    I was able to take nearly all of my first year classes in French, but after that point only managed to take one or two a year in my chosen language. Some required courses are only offered in French every two or three years, making completion of a 4 year degree in 4 years a matter of impeccable planning and luck.

    Other programs were advertised as being offered completely in French, but later cut while students were mid-way through it.

    While I do agree that Ontario does not require an additional French-language university, the current offerings do not satisfy the need and do require some improvement.
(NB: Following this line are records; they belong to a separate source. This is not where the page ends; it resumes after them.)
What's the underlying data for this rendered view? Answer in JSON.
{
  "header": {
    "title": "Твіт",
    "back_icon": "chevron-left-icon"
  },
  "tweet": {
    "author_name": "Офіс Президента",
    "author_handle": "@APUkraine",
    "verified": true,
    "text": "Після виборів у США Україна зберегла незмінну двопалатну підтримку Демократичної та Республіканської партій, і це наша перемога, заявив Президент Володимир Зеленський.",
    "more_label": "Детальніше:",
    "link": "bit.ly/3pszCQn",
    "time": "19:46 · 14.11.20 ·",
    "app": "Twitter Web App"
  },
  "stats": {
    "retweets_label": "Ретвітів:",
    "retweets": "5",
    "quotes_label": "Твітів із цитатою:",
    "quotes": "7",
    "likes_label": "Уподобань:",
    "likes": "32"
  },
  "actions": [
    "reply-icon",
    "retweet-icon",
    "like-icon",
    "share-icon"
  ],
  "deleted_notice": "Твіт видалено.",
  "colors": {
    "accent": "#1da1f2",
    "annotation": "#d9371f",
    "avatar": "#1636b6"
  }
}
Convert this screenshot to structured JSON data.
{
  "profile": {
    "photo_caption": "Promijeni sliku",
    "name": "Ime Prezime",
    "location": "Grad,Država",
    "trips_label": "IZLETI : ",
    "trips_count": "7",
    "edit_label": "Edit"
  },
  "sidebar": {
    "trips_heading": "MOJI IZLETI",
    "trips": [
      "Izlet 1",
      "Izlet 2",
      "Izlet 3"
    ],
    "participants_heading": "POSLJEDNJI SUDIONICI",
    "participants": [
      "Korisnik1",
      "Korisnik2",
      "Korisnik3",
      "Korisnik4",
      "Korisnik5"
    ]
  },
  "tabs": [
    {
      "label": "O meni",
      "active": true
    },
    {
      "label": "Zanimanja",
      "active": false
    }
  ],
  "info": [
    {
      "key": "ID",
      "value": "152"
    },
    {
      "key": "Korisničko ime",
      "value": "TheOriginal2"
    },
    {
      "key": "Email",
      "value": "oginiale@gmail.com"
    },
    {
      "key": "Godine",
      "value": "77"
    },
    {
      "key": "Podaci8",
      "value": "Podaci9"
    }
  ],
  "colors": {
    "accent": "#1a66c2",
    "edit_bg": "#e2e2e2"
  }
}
    • Je pense qu’il est clair que l’université Laurentienne ne répond pas aux besoins des francophones. Si l’on regarde l’image sur la pancarte qui fait la promotion de la nouvelle construction à la Laurentienne, on peut constater que toute l’affichage sur ce panneau est en anglais. Les anglophones remarquent souvent la présence du français, mais ils ne remarquent que rarement son absence. À la Laurentienne l’administration pense en anglais; on traduit le mot «building» en «édifice» alors que le mot pavillon serait la norme en français. Une université de langue française est la solution logique. Le Collège Cambrian était autrefois bilingue, mais ne répondait guère aux besoins de la communauté francophone. Ainsi, on a créé le Collège Boréal et il est devenu un des meilleurs collège de la province. Il est temps que le l’Ontario français se dote d’une université française où notre langue sera privilégiée.

  13. Let’s be honest, Ontario doesn’t even have an independent French language university. Even tiny Nova Scotia has a French language university (Université Ste-Anne), but Ontario, with the largest number of francophones of any province other than Quebec, only has a couple of bilingual universities (Laurentian and Ottawa) where francophones are poorly served in their mother tongue. I was enrolled in French language courses at one of these where the textbooks were in English. Yes, there are French colleges, but so what? Their viability should only serve to bolster the arguments in favour of a French language university, or perhaps you believe that fancophones should only aspire to work in the trades or as technicians. Moreover, the Université de Hearst is so remote and has so few programmes that it isn’t of use or interest to most students. It is federated with Laurentian University, so it is not entirely independent. Collège Glendon is the place Quebeckers go to learn English; one does not exactly bask in French-Canadian culture in Toronto. In Quebec, anglophones have three English-language universities (McGill, Condordia and Bishop’s). The truth is, Franco-Ontarians are still living with the consequences of racist legislation under Regulation 17, which banned the teaching of French in this province. The first French language public secondary school in Ontario only opened circa 1968. Furthermore. for years, any home owner’s taxes defaulted to the English public education system, diverting French speaking taxpayers’ dollars into the English language system. Francophones have been subsidizing English schools in this province for generations. Bravo to MPP France Gélinas for introducing a long awaited bill to finally give Franco-Ontarians the educational opportunities they need and deserve. Vive la francophonie canadienne!